Here is an excerpt from Moyer’s opening intro to the series broadcast Friday night:
Our world seems mightily divided right now between the religious and the secular – and even between the faiths which share the heritage of Abraham. Yet I’ll wager that most of us don’t live such polarized, one-sided lives. The people I know seem to move back and forth in the twilight of the mind where doubt and belief stroll together like old lovers, often estranged, now reconciled, trying to carry on a respectful, intimate conversation in the hope of getting to know each other just a little bit better. Throughout the double helix of our DNA, it seems, the molecules of faith and reason chatter away, and it’s in our interest, and the world’s, that they stay on good speaking terms.
—-from the Faith and Reason Website at pbs.org
That’s a pretty good image to describe this relationship amongst the psychosocial/spiritual elements: that of DNA, intimating that it is all part of a wholistic life, whose pieces cannot be separated (“molecules of faith and reason”) , and yet seem to be pitted against each other asif they are separate. Any attempt to talk about them alongiside one another seems doomed to constant blurring.
Moyer’s first big interview is with Salman Rushdie
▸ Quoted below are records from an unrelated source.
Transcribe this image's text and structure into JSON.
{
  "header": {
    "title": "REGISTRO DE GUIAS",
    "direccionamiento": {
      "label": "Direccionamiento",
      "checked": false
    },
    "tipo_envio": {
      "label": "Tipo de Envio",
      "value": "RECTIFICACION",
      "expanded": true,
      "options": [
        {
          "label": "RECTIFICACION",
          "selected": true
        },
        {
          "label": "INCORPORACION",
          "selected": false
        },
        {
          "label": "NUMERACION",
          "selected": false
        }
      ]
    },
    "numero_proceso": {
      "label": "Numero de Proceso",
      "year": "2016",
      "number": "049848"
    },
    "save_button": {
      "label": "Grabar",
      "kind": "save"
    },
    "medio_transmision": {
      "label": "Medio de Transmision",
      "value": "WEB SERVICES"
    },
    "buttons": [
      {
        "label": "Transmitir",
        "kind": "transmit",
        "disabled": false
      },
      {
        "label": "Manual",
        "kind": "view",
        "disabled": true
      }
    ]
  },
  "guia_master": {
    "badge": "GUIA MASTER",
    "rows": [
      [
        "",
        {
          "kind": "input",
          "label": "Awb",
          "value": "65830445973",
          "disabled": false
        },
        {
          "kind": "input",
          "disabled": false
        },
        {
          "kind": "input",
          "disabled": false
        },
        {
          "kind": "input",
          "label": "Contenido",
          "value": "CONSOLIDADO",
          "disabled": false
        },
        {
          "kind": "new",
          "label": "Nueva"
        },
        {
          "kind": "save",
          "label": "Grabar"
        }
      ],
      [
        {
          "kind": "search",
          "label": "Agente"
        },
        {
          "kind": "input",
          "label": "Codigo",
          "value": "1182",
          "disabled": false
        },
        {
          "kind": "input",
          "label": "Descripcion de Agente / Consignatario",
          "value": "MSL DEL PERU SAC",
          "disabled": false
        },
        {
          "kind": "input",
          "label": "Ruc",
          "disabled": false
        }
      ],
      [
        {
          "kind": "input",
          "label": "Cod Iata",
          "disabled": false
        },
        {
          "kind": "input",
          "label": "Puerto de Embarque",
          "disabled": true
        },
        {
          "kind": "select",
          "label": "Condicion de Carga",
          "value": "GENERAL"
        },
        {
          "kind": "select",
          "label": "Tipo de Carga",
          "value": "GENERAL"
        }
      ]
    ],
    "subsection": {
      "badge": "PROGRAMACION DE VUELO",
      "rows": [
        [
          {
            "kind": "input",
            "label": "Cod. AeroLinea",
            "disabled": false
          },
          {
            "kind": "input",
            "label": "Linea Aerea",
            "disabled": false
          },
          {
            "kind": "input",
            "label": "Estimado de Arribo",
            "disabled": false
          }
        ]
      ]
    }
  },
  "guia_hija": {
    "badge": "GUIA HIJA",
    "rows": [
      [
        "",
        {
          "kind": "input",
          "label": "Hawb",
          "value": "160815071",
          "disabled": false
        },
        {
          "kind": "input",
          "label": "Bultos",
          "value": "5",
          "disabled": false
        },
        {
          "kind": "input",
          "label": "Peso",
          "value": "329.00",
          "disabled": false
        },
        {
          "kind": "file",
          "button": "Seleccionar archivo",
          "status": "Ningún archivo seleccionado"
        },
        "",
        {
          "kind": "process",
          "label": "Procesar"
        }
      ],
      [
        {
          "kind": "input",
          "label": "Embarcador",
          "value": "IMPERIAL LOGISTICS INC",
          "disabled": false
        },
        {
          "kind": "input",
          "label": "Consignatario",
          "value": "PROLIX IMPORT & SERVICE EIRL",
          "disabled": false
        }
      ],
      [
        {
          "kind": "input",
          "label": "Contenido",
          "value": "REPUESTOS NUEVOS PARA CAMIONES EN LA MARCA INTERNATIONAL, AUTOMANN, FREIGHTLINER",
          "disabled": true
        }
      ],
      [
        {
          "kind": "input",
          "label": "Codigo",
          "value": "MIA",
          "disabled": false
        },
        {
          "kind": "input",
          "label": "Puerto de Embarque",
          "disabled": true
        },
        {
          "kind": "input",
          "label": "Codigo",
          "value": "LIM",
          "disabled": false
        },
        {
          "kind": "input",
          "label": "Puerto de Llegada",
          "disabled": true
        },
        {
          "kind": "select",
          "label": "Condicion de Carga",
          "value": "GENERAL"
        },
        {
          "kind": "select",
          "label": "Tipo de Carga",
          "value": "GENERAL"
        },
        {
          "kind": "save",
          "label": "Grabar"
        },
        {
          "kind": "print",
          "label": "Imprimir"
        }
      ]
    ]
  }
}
The following exerpt is from the transcript, found here
BILL MOYERS: You were one of several people like you who signed a manifesto. Tell me about that?
SALMAN RUSHDIE: Yeah, this is a, well, it started off with 12 of us, and now I think many others have added their names. But it’s basically saying we have to call oppression by its true name. And that what we are facing in the world right now is a new tyranny. You know, a new tyranny-
BILL MOYERS: Of?
SALMAN RUSHDIE: –using the language of religion. Using the language of Islam, but which is in fact totalitarianism. Which you can compare to Nazism, you can compare to Stalinism. And which operates against its own people as well as the rest of the world in very fascistic and oppressive ways. And this is I think important to know that people most oppressed by this radical Islamism are Muslims. You know, the people suffering most from the Taliban were Afghans. So this fascistic project, political project, wearing the language of religion like a cloak, like a protective cloak, needs to be called by its true name. And that’s really what this manifesto existed to say.
BILL MOYERS: You say we plead for the universality of freedom of expression so that a critical spirit may be exercised on all continents against all abuses and all dogmas. That’s the very thing that the tyrants don’t want. They don’t want the critical spirit applied to their-
SALMAN RUSHDIE: But this is the time honored role of the artist to speak truth to power, you know, and if you look at what is happening in the Muslim world some of the writers signing that manifesto are particularly concerned with the oppression of women, which is a very big subject and in the Muslim world. Others are concerned with the oppression of freedoms of speech and assembly. And others are concerned with simple â€” the creation of kind of overarching world view, which makes it impossible for people to consider the concept of freedom. You know, that’s to say it simply not available, for discussion, you know. And one of the awful things about long term mass censorship is that in the end people can lose a sense of what it’s like to live in a free world. You know, because it’s not–there’s nothing automatic about it. It’s a thing you have to fight for and preserve.
BILL MOYERS: And we always think in this country that persecution will lose, but it doesn’t always lose.
SALMAN RUSHDIE: It doesn’t-
BILL MOYERS: It sometimes so changes the frame of reference that people who grew up in it, that they no longer have any sense that there’s something beyond it.
SALMAN RUSHDIE: Exactly. That is the final victory, you know. That’s the final victory of oppression. And I think we need to make sure that that doesn’t happen, you know. And I think it’s important to speak up. And I think it’s very interesting that more and more and more now almost every week you see some new powerful voice being raised, you know. Whether it’s Ayaan Hirsi Ali, whether it’s Wafa Sultan, whoever it may be. Many of these voices are women. And I’ve often thought that in the Muslim world the big change may come because Muslim women reject the oppression that they’ve been subjected to.
BILL MOYERS: A kind of silent revolution. You think there’s a silent revolution going on.
SALMAN RUSHDIE: No, it’s going to have to be noisy.